▶ [What you will do]
Starting from the first line below, copy the whole listing exactly.
╭──
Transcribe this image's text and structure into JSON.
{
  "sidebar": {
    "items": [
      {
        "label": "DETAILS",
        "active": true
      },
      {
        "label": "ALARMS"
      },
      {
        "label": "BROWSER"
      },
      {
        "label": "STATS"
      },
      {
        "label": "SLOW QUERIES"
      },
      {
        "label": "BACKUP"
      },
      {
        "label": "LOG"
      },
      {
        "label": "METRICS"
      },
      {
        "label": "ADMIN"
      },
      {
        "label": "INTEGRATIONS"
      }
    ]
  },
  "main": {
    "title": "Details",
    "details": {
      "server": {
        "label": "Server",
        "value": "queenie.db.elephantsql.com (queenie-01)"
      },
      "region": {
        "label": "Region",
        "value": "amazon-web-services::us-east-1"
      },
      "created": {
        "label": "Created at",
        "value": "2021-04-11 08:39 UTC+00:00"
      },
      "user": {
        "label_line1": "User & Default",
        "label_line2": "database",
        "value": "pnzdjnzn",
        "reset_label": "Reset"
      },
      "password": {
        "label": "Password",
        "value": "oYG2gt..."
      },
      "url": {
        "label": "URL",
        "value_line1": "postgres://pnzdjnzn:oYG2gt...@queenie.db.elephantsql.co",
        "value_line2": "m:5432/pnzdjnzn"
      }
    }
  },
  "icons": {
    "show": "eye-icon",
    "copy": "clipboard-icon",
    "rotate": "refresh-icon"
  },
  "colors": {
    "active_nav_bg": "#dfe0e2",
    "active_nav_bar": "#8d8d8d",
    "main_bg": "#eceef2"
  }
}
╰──
▶ [Output below]
Transcribe this image's text and structure into JSON.
{
  "sidebar": {
    "items": [
      {
        "label": "DETAILS",
        "active": true
      },
      {
        "label": "ALARMS"
      },
      {
        "label": "BROWSER"
      },
      {
        "label": "STATS"
      },
      {
        "label": "SLOW QUERIES"
      },
      {
        "label": "BACKUP"
      },
      {
        "label": "LOG"
      },
      {
        "label": "METRICS"
      },
      {
        "label": "ADMIN"
      },
      {
        "label": "INTEGRATIONS"
      }
    ]
  },
  "main": {
    "title": "Details",
    "details": {
      "server": {
        "label": "Server",
        "value": "queenie.db.elephantsql.com (queenie-01)"
      },
      "region": {
        "label": "Region",
        "value": "amazon-web-services::us-east-1"
      },
      "created": {
        "label": "Created at",
        "value": "2021-04-11 08:39 UTC+00:00"
      },
      "user": {
        "label_line1": "User & Default",
        "label_line2": "database",
        "value": "pnzdjnzn",
        "reset_label": "Reset"
      },
      "password": {
        "label": "Password",
        "value": "oYG2gt..."
      },
      "url": {
        "label": "URL",
        "value_line1": "postgres://pnzdjnzn:oYG2gt...@queenie.db.elephantsql.co",
        "value_line2": "m:5432/pnzdjnzn"
      }
    }
  },
  "icons": {
    "show": "eye-icon",
    "copy": "clipboard-icon",
    "rotate": "refresh-icon"
  },
  "colors": {
    "active_nav_bg": "#dfe0e2",
    "active_nav_bar": "#8d8d8d",
    "main_bg": "#eceef2"
  }
}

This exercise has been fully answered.